After his time in Helena, Rep. Walsh will return to Twin Bridges, Mont. to help manage the family ranch.
“Just working with people,” is how he described what his job will involve after the session inside the Montana State Capitol ends. “If they have issues with state agencies or those type of things and seeing if we can help them get over some hurdles or bottlenecks,” he said. He will spend the early portion of his representative position listening to people’s concerns and considering, if reelected, how to adjust state law regulations to help his constituents.
Coincidentally, a Sergeantat-Arms provided legislators, representatives and senators with a prescheduled safety protocol debriefing the day after chaos erupted at the capitol in D.C.
“It was kind of a coincidence because it was very vivid in everybody’s mind,” Rep. Walsh said. Those within the capitol building were informed of exit locations and what to do during an emergency. Unarmed sergeant-at-arms in each room are responsible for controlling crowds, giving evacuation orders and instructions on how to hide if necessary.
Rep. Walsh noticed at one point around 100 protestors who he identified as Trump supporters outside the state capitol last Thursday. He described them standing outside the building with flags and signs, ‘quiet’ and ‘subdued.’ They left after about an hour.

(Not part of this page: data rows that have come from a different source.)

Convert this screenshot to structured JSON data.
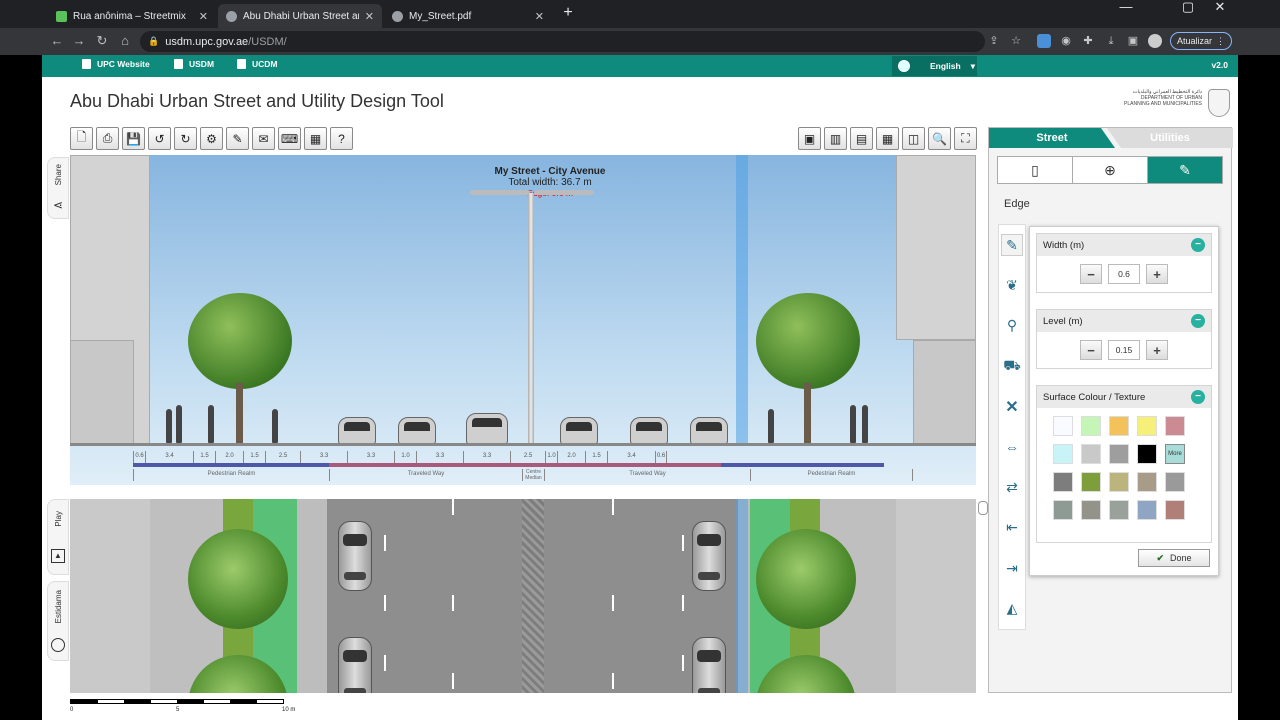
{
  "browser": {
    "tabs": [
      {
        "title": "Rua anônima – Streetmix",
        "favicon_color": "#5bc25b"
      },
      {
        "title": "Abu Dhabi Urban Street and Utili",
        "favicon_color": "#9aa0a6"
      },
      {
        "title": "My_Street.pdf",
        "favicon_color": "#9aa0a6"
      }
    ],
    "close_glyph": "✕",
    "new_tab_glyph": "+",
    "window_controls": {
      "minimize": "—",
      "maximize": "▢",
      "close": "✕"
    },
    "url_host": "usdm.upc.gov.ae",
    "url_path": "/USDM/",
    "update_button": "Atualizar"
  },
  "site_nav": {
    "links": [
      "UPC Website",
      "USDM",
      "UCDM"
    ],
    "language": "English",
    "version": "v2.0"
  },
  "app": {
    "title": "Abu Dhabi Urban Street and Utility Design Tool",
    "logo_text": "دائرة التخطيط العمراني والبلديات DEPARTMENT OF URBAN PLANNING AND MUNICIPALITIES"
  },
  "toolbar_left": [
    {
      "name": "new-file-icon",
      "glyph": "🗋"
    },
    {
      "name": "print-icon",
      "glyph": "⎙"
    },
    {
      "name": "save-icon",
      "glyph": "💾"
    },
    {
      "name": "undo-icon",
      "glyph": "↺"
    },
    {
      "name": "redo-icon",
      "glyph": "↻"
    },
    {
      "name": "settings-icon",
      "glyph": "⚙"
    },
    {
      "name": "edit-icon",
      "glyph": "✎"
    },
    {
      "name": "email-icon",
      "glyph": "✉"
    },
    {
      "name": "keyboard-icon",
      "glyph": "⌨"
    },
    {
      "name": "calendar-icon",
      "glyph": "▦"
    },
    {
      "name": "help-icon",
      "glyph": "?"
    }
  ],
  "toolbar_right": [
    {
      "name": "section-view-icon",
      "glyph": "▣"
    },
    {
      "name": "grid-view-icon",
      "glyph": "▥"
    },
    {
      "name": "dimension-view-icon",
      "glyph": "▤"
    },
    {
      "name": "plan-view-icon",
      "glyph": "▦"
    },
    {
      "name": "split-view-icon",
      "glyph": "◫"
    },
    {
      "name": "zoom-icon",
      "glyph": "🔍"
    },
    {
      "name": "fullscreen-icon",
      "glyph": "⛶"
    }
  ],
  "side_tabs": {
    "share": "Share",
    "play": "Play",
    "estidama": "Estidama"
  },
  "street": {
    "name": "My Street - City Avenue",
    "total_width": "Total width: 36.7 m",
    "edge": "Edge: 0.6 m"
  },
  "dimensions": [
    "0.6",
    "3.4",
    "1.5",
    "2.0",
    "1.5",
    "2.5",
    "3.3",
    "3.3",
    "1.0",
    "3.3",
    "3.3",
    "2.5",
    "1.0",
    "2.0",
    "1.5",
    "3.4",
    "0.6"
  ],
  "realms": [
    "Pedestrian Realm",
    "Traveled Way",
    "Centre Median",
    "Traveled Way",
    "Pedestrian Realm"
  ],
  "scale": {
    "labels": [
      "0",
      "5",
      "10 m"
    ]
  },
  "panel": {
    "tab_street": "Street",
    "tab_utilities": "Utilities",
    "category_icons": [
      "lamp-icon",
      "add-element-icon",
      "edit-element-icon"
    ],
    "element_label": "Edge",
    "side_icons": [
      "edge-edit-icon",
      "planting-icon",
      "pedestrian-icon",
      "transit-icon",
      "delete-icon",
      "move-icon",
      "swap-icon",
      "move-left-icon",
      "move-right-icon",
      "mirror-icon"
    ],
    "width": {
      "label": "Width (m)",
      "value": "0.6"
    },
    "level": {
      "label": "Level (m)",
      "value": "0.15"
    },
    "surface": {
      "label": "Surface Colour / Texture",
      "swatches": [
        "#f8fbff",
        "#c6f5b8",
        "#f4c25a",
        "#f6f07a",
        "#cc8a92",
        "#c8f4f8",
        "#c9c9c9",
        "#9e9e9e",
        "#000000",
        "#a8dcd8",
        "#7d7d7d",
        "#7d9e3a",
        "#bbb47d",
        "#a89b88",
        "#9a9a9a",
        "#8e9a94",
        "#93938a",
        "#9aa09a",
        "#8fa5c4",
        "#b07f78"
      ],
      "more_label": "More"
    },
    "done_label": "Done"
  }
}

Members of the public may contact Rep. Walsh at 406-596-0418 or email@example.com with questions or concerns.